“When we were ordained, there was never a thought of a layperson distributing Communion. The lector was called a commentator. No altar girls. No women in any leadership positions to speak of. That’s been a wonderful development,” Father Wolski said.
“There were times when I was the only male in the sanctuary,” Father Bigelow added. “We had a female lector, female Eucharistic ministers, but they are not in any position of authority. They’re not in the decision-making. They’re doing ministry, but I think the big hurdle we have is to involve them in some decision-making capacity. There’s nobody outside of clerics who make decisions for the Church.”
One voice in the crowd said, “I think we’d be a better Church if we became less clerical.”
There are complaints that the Church and individual parishes remain clerically-run organizations, with laypeople have no formal say in Church doctrine.
“The Church moves slowly, but it moves steadily,” Father Wolski offered. “Fifty years is one small portion of 2,000 years of the Church.” In the past half-century, things have moved in the right direction involving laypeople in a healthy way.
These men have served as priests under five popes. When asked which was a favorite, only Father Bigelow had an answer, saying John XXIII and “This one (meaning Pope Francis).” Technically, St. John XXIII died four years before their ordination.
“When (Pope John XXIII) initiated the movement toward the Vatican Council, he was open to things new, and I think that had a tremendous impact because as we’ve kind of said, the Church was a closed society. We never had women in the sanctuary. Pope John XXIII set the scene, and then the council took place. He died. It was implemented under Paul VI, and as a bishop said in a talk to retired priests: ‘When we were ordained in the 1960s, we had hope because we had John XXIII. Then we had several other popes. And now we have Francis, and we have hope again.’ The intervening popes did what they saw was their responsibility, but as Henry said, there was this clamping down, shutting down of any openness to things. As Bob said, the pope can’t do that anymore.

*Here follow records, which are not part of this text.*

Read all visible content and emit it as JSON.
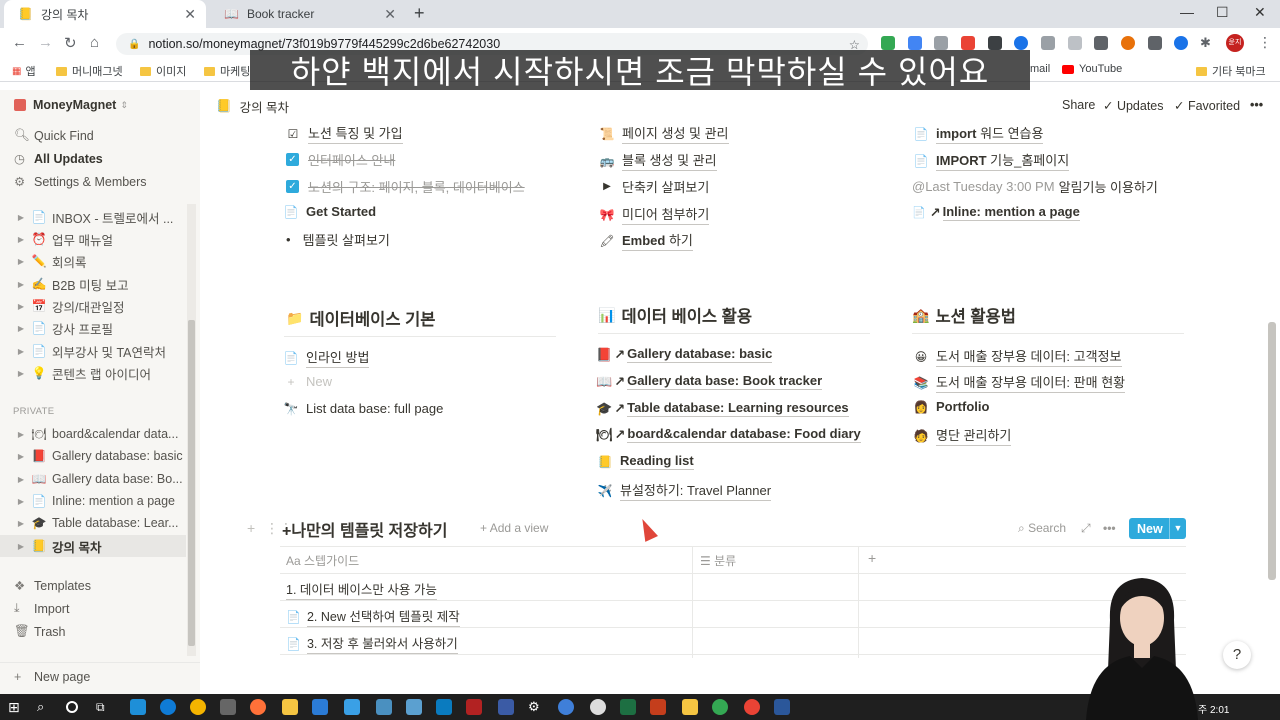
{
  "browser": {
    "tabs": [
      {
        "title": "강의 목차",
        "active": true
      },
      {
        "title": "Book tracker",
        "active": false
      }
    ],
    "url": "notion.so/moneymagnet/73f019b9779f445299c2d6be62742030",
    "bookmarks": {
      "apps": "앱",
      "items": [
        "머니매그넷",
        "이미지",
        "마케팅"
      ],
      "right": [
        "mail",
        "YouTube"
      ],
      "other": "기타 북마크"
    },
    "profile_text": "윤지"
  },
  "caption": "하얀 백지에서 시작하시면 조금 막막하실 수 있어요",
  "sidebar": {
    "workspace": "MoneyMagnet",
    "quick_find": "Quick Find",
    "all_updates": "All Updates",
    "settings": "Settings & Members",
    "pages": [
      {
        "label": "INBOX - 트렐로에서 ...",
        "icon": "📄"
      },
      {
        "label": "업무 매뉴얼",
        "icon": "⏰"
      },
      {
        "label": "회의록",
        "icon": "✏️"
      },
      {
        "label": "B2B 미팅 보고",
        "icon": "✍️"
      },
      {
        "label": "강의/대관일정",
        "icon": "📅"
      },
      {
        "label": "강사 프로필",
        "icon": "📄"
      },
      {
        "label": "외부강사 및 TA연락처",
        "icon": "📄"
      },
      {
        "label": "콘텐츠 랩 아이디어",
        "icon": "💡"
      }
    ],
    "private_label": "PRIVATE",
    "private_pages": [
      {
        "label": "board&calendar data...",
        "icon": "🍽"
      },
      {
        "label": "Gallery database: basic",
        "icon": "📕"
      },
      {
        "label": "Gallery data base: Bo...",
        "icon": "📖"
      },
      {
        "label": "Inline: mention a page",
        "icon": "📄"
      },
      {
        "label": "Table database: Lear...",
        "icon": "🎓"
      },
      {
        "label": "강의 목차",
        "icon": "📒"
      }
    ],
    "templates": "Templates",
    "import": "Import",
    "trash": "Trash",
    "new_page": "New page"
  },
  "topbar": {
    "breadcrumb": "강의 목차",
    "share": "Share",
    "updates": "Updates",
    "favorited": "Favorited"
  },
  "col1": {
    "items": [
      {
        "text": "노션 특징 및 가입",
        "icon": "✓"
      },
      {
        "text": "인터페이스 안내",
        "checked": true
      },
      {
        "text": "노션의 구조: 페이지, 블록, 데이터베이스",
        "checked": true
      },
      {
        "text": "Get Started",
        "icon": "📄"
      },
      {
        "text": "템플릿 살펴보기",
        "bullet": true
      }
    ],
    "heading": "데이터베이스 기본",
    "heading_icon": "📁",
    "items2": [
      {
        "text": "인라인 방법",
        "icon": "📄"
      },
      {
        "text": "New",
        "placeholder": true
      },
      {
        "text": "List data base: full page",
        "icon": "🔭"
      }
    ]
  },
  "col2": {
    "items": [
      {
        "text": "페이지 생성 및 관리",
        "icon": "📜"
      },
      {
        "text": "블록 생성 및 관리",
        "icon": "🚌"
      },
      {
        "text": "단축키 살펴보기",
        "icon": "▶"
      },
      {
        "text": "미디어 첨부하기",
        "icon": "🎀"
      },
      {
        "text_a": "Embed",
        "text_b": " 하기",
        "icon": "🖍"
      }
    ],
    "heading": "데이터 베이스 활용",
    "heading_icon": "📊",
    "items2": [
      {
        "text": "Gallery database: basic",
        "icon": "📕"
      },
      {
        "text": "Gallery data base: Book tracker",
        "icon": "📖"
      },
      {
        "text": "Table database: Learning resources",
        "icon": "🎓"
      },
      {
        "text": "board&calendar database: Food diary",
        "icon": "🍽"
      },
      {
        "text": "Reading list",
        "icon": "📒"
      },
      {
        "text": "뷰설정하기: Travel Planner",
        "icon": "✈️"
      }
    ]
  },
  "col3": {
    "items": [
      {
        "text_a": "import",
        "text_b": " 워드 연습용",
        "icon": "📄"
      },
      {
        "text_a": "IMPORT",
        "text_b": " 기능_홈페이지",
        "icon": "📄"
      },
      {
        "mention": "@Last Tuesday 3:00 PM",
        "text": "알림기능 이용하기"
      },
      {
        "text": "Inline: mention a page",
        "icon": "📄"
      }
    ],
    "heading": "노션 활용법",
    "heading_icon": "🏫",
    "items2": [
      {
        "text": "도서 매출 장부용 데이터: 고객정보",
        "icon": "😀"
      },
      {
        "text": "도서 매출 장부용 데이터: 판매 현황",
        "icon": "📚"
      },
      {
        "text": "Portfolio",
        "icon": "👩"
      },
      {
        "text": "명단 관리하기",
        "icon": "🧑"
      }
    ]
  },
  "database": {
    "title": "+나만의 템플릿 저장하기",
    "add_view": "Add a view",
    "search": "Search",
    "new": "New",
    "columns": [
      "스텝가이드",
      "분류"
    ],
    "rows": [
      {
        "text": "1. 데이터 베이스만 사용 가능",
        "icon": ""
      },
      {
        "text": "2. New 선택하여 템플릿 제작",
        "icon": "📄"
      },
      {
        "text": "3. 저장 후 불러와서 사용하기",
        "icon": "📄"
      }
    ]
  },
  "taskbar": {
    "time": "2:01"
  }
}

The Spirit works and there is all kinds of things going on that don’t need the approval of a bishop or a pope.”
Father Wild doesn’t see much point in comparing popes to one another. “We have to believe that the Holy Spirit has chosen this man for this time, and try to understand the grace they have.”